╭─ Data section

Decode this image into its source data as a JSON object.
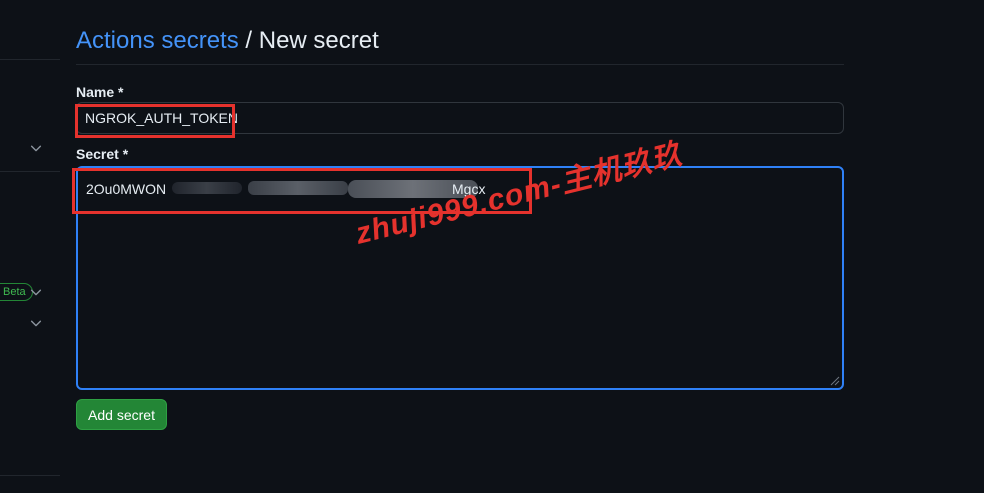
{
  "header": {
    "breadcrumb_link": "Actions secrets",
    "separator": " / ",
    "title": "New secret"
  },
  "sidebar": {
    "badge": "Beta",
    "icons": [
      "chevron-down-icon",
      "chevron-down-icon",
      "chevron-down-icon"
    ]
  },
  "form": {
    "name_label": "Name *",
    "name_value": "NGROK_AUTH_TOKEN",
    "secret_label": "Secret *",
    "secret_prefix": "2Ou0MWON",
    "secret_suffix": "Mgcx",
    "submit_label": "Add secret"
  },
  "watermark": "zhuji999.com-主机玖玖",
  "colors": {
    "background": "#0d1117",
    "link": "#4493f8",
    "focus_border": "#2f81f7",
    "primary_button": "#238636",
    "annotation_red": "#e5322d"
  }
}
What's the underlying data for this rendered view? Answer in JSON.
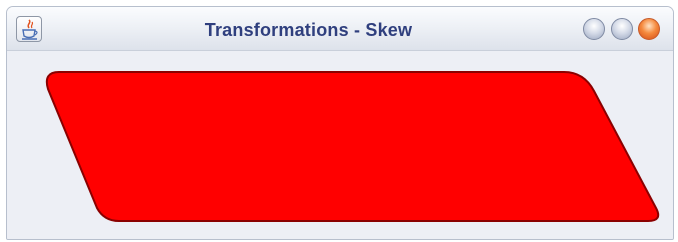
{
  "window": {
    "title": "Transformations - Skew",
    "app_icon": "java-coffee-cup-icon",
    "controls": {
      "minimize_icon": "minimize-icon",
      "maximize_icon": "maximize-icon",
      "close_icon": "close-icon"
    }
  },
  "canvas": {
    "shape": "skewed-rounded-rectangle",
    "fill_color": "#ff0000",
    "stroke_color": "#8b0000"
  }
}
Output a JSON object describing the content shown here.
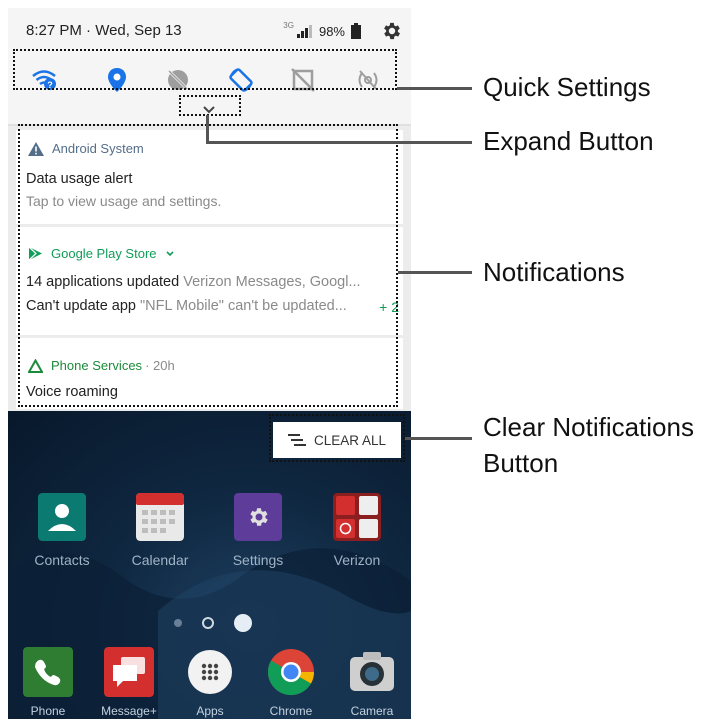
{
  "status_bar": {
    "time_date": "8:27 PM · Wed, Sep 13",
    "network": "3G",
    "battery": "98%"
  },
  "quick_settings": {
    "icons": [
      "wifi-icon",
      "location-icon",
      "do-not-disturb-off-icon",
      "auto-rotate-icon",
      "data-off-icon",
      "nfc-off-icon"
    ]
  },
  "notifications": [
    {
      "app": "Android System",
      "title": "Data usage alert",
      "text": "Tap to view usage and settings."
    },
    {
      "app": "Google Play Store",
      "line1_title": "14 applications updated",
      "line1_text": "Verizon Messages, Googl...",
      "line2_title": "Can't update app",
      "line2_text": "\"NFL Mobile\" can't be updated...",
      "more": "+ 2"
    },
    {
      "app": "Phone Services",
      "time": "· 20h",
      "title": "Voice roaming"
    }
  ],
  "clear_all_label": "CLEAR ALL",
  "home_apps": [
    "Contacts",
    "Calendar",
    "Settings",
    "Verizon"
  ],
  "dock_apps": [
    "Phone",
    "Message+",
    "Apps",
    "Chrome",
    "Camera"
  ],
  "colors": {
    "accent_blue": "#1a73e8",
    "play_green": "#0f9d58",
    "phone_services_green": "#1b8a3a"
  },
  "callouts": {
    "quick_settings": "Quick Settings",
    "expand_button": "Expand Button",
    "notifications": "Notifications",
    "clear_line1": "Clear Notifications",
    "clear_line2": "Button"
  }
}
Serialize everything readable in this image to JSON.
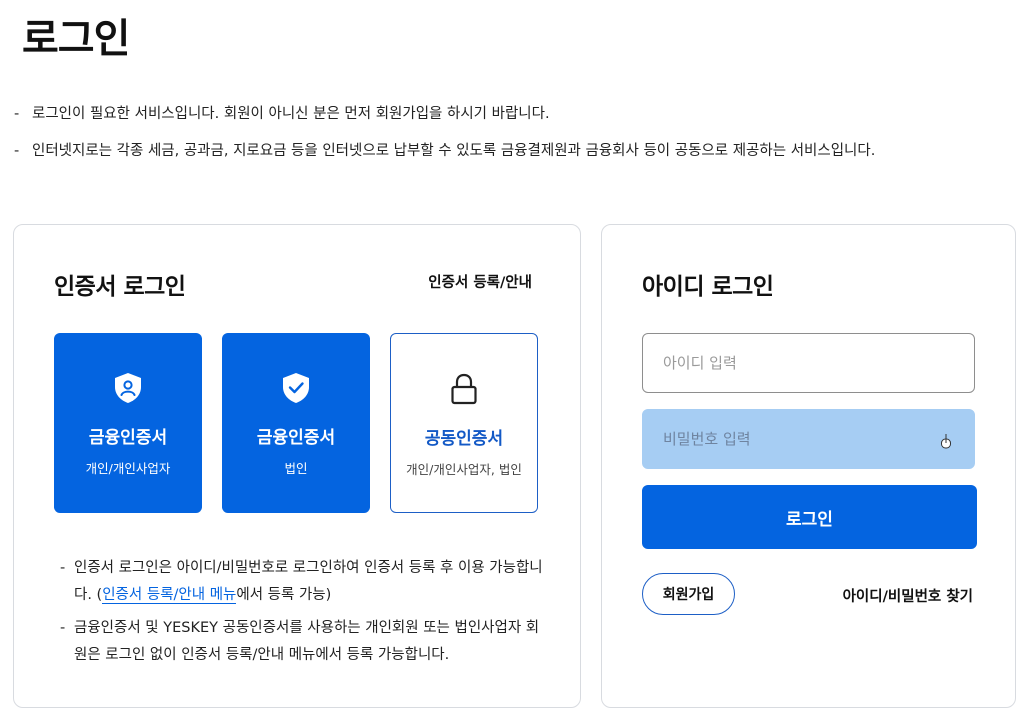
{
  "page": {
    "title": "로그인",
    "notices": [
      "로그인이 필요한 서비스입니다. 회원이 아니신 분은 먼저 회원가입을 하시기 바랍니다.",
      "인터넷지로는 각종 세금, 공과금, 지로요금 등을 인터넷으로 납부할 수 있도록 금융결제원과 금융회사 등이 공동으로 제공하는 서비스입니다."
    ]
  },
  "cert_login": {
    "title": "인증서 로그인",
    "guide_link": "인증서 등록/안내",
    "tiles": [
      {
        "title": "금융인증서",
        "sub": "개인/개인사업자",
        "icon": "shield-person-icon"
      },
      {
        "title": "금융인증서",
        "sub": "법인",
        "icon": "shield-check-icon"
      },
      {
        "title": "공동인증서",
        "sub": "개인/개인사업자, 법인",
        "icon": "lock-icon"
      }
    ],
    "notes": {
      "note1_before": "인증서 로그인은 아이디/비밀번호로 로그인하여 인증서 등록 후 이용 가능합니다. (",
      "note1_link": "인증서 등록/안내 메뉴",
      "note1_after": "에서 등록 가능)",
      "note2": "금융인증서 및 YESKEY 공동인증서를 사용하는 개인회원 또는 법인사업자 회원은 로그인 없이 인증서 등록/안내 메뉴에서 등록 가능합니다."
    }
  },
  "id_login": {
    "title": "아이디 로그인",
    "id_placeholder": "아이디 입력",
    "pw_placeholder": "비밀번호 입력",
    "login_label": "로그인",
    "signup_label": "회원가입",
    "find_label": "아이디/비밀번호 찾기"
  },
  "colors": {
    "primary": "#0464e0",
    "outline": "#1d5fc6",
    "pw_field_bg": "#a6cdf3"
  }
}
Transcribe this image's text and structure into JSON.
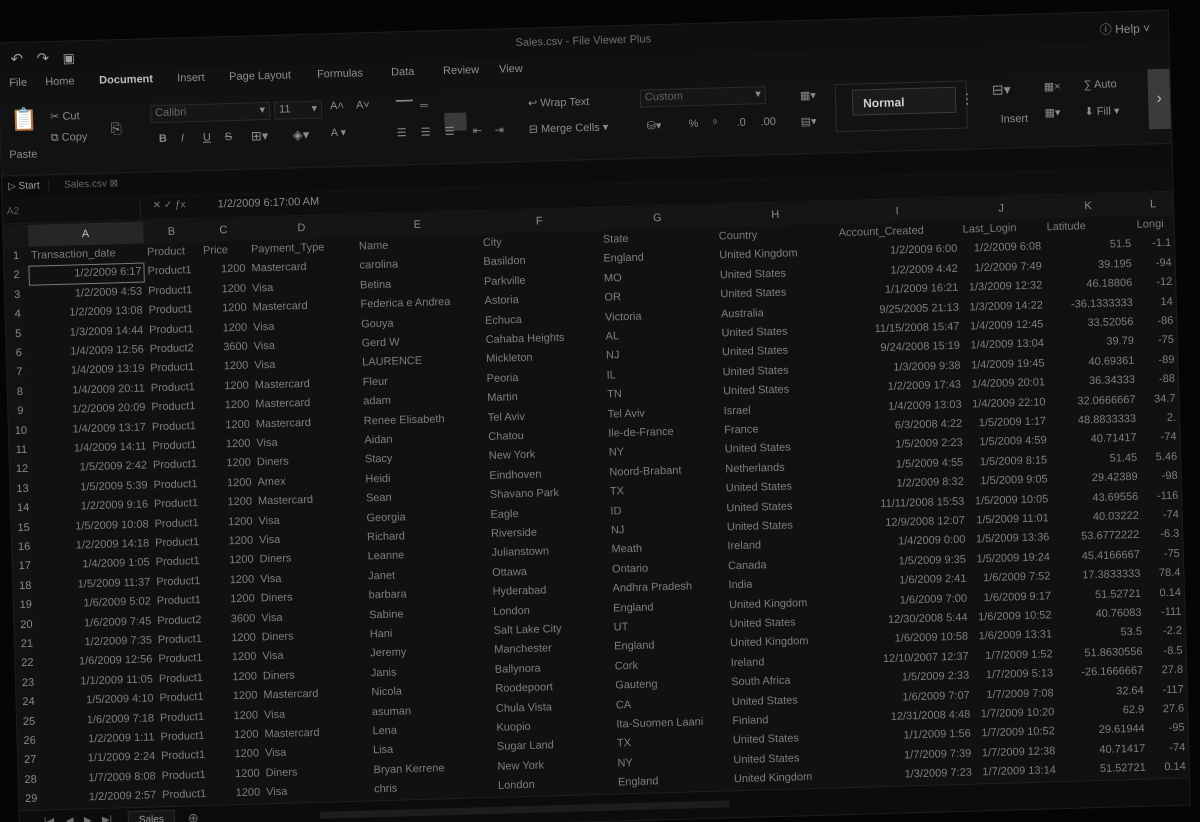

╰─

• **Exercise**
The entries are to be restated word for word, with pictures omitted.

• **Answer to this exercise**
Decode this image into its source data as a JSON object.
{
  "header": {
    "breadcrumb_link": "Actions secrets",
    "separator": " / ",
    "title": "New secret"
  },
  "sidebar": {
    "badge": "Beta",
    "icons": [
      "chevron-down-icon",
      "chevron-down-icon",
      "chevron-down-icon"
    ]
  },
  "form": {
    "name_label": "Name *",
    "name_value": "NGROK_AUTH_TOKEN",
    "secret_label": "Secret *",
    "secret_prefix": "2Ou0MWON",
    "secret_suffix": "Mgcx",
    "submit_label": "Add secret"
  },
  "watermark": "zhuji999.com-主机玖玖",
  "colors": {
    "background": "#0d1117",
    "link": "#4493f8",
    "focus_border": "#2f81f7",
    "primary_button": "#238636",
    "annotation_red": "#e5322d"
  }
}
What's the underlying data for this rendered view? Answer in JSON.
{
  "window": {
    "title": "Transformations - Skew",
    "app_icon": "java-coffee-cup-icon",
    "controls": {
      "minimize_icon": "minimize-icon",
      "maximize_icon": "maximize-icon",
      "close_icon": "close-icon"
    }
  },
  "canvas": {
    "shape": "skewed-rounded-rectangle",
    "fill_color": "#ff0000",
    "stroke_color": "#8b0000"
  }
}
Output a JSON object describing the content shown here.
{
  "status_bar": {
    "time_date": "8:27 PM · Wed, Sep 13",
    "network": "3G",
    "battery": "98%"
  },
  "quick_settings": {
    "icons": [
      "wifi-icon",
      "location-icon",
      "do-not-disturb-off-icon",
      "auto-rotate-icon",
      "data-off-icon",
      "nfc-off-icon"
    ]
  },
  "notifications": [
    {
      "app": "Android System",
      "title": "Data usage alert",
      "text": "Tap to view usage and settings."
    },
    {
      "app": "Google Play Store",
      "line1_title": "14 applications updated",
      "line1_text": "Verizon Messages, Googl...",
      "line2_title": "Can't update app",
      "line2_text": "\"NFL Mobile\" can't be updated...",
      "more": "+ 2"
    },
    {
      "app": "Phone Services",
      "time": "· 20h",
      "title": "Voice roaming"
    }
  ],
  "clear_all_label": "CLEAR ALL",
  "home_apps": [
    "Contacts",
    "Calendar",
    "Settings",
    "Verizon"
  ],
  "dock_apps": [
    "Phone",
    "Message+",
    "Apps",
    "Chrome",
    "Camera"
  ],
  "colors": {
    "accent_blue": "#1a73e8",
    "play_green": "#0f9d58",
    "phone_services_green": "#1b8a3a"
  },
  "callouts": {
    "quick_settings": "Quick Settings",
    "expand_button": "Expand Button",
    "notifications": "Notifications",
    "clear_line1": "Clear Notifications",
    "clear_line2": "Button"
  }
}
Serialize everything readable in this image to JSON.
{
  "page": {
    "title": "로그인",
    "notices": [
      "로그인이 필요한 서비스입니다. 회원이 아니신 분은 먼저 회원가입을 하시기 바랍니다.",
      "인터넷지로는 각종 세금, 공과금, 지로요금 등을 인터넷으로 납부할 수 있도록 금융결제원과 금융회사 등이 공동으로 제공하는 서비스입니다."
    ]
  },
  "cert_login": {
    "title": "인증서 로그인",
    "guide_link": "인증서 등록/안내",
    "tiles": [
      {
        "title": "금융인증서",
        "sub": "개인/개인사업자",
        "icon": "shield-person-icon"
      },
      {
        "title": "금융인증서",
        "sub": "법인",
        "icon": "shield-check-icon"
      },
      {
        "title": "공동인증서",
        "sub": "개인/개인사업자, 법인",
        "icon": "lock-icon"
      }
    ],
    "notes": {
      "note1_before": "인증서 로그인은 아이디/비밀번호로 로그인하여 인증서 등록 후 이용 가능합니다. (",
      "note1_link": "인증서 등록/안내 메뉴",
      "note1_after": "에서 등록 가능)",
      "note2": "금융인증서 및 YESKEY 공동인증서를 사용하는 개인회원 또는 법인사업자 회원은 로그인 없이 인증서 등록/안내 메뉴에서 등록 가능합니다."
    }
  },
  "id_login": {
    "title": "아이디 로그인",
    "id_placeholder": "아이디 입력",
    "pw_placeholder": "비밀번호 입력",
    "login_label": "로그인",
    "signup_label": "회원가입",
    "find_label": "아이디/비밀번호 찾기"
  },
  "colors": {
    "primary": "#0464e0",
    "outline": "#1d5fc6",
    "pw_field_bg": "#a6cdf3"
  }
}
Transcribe this image's text and structure into JSON.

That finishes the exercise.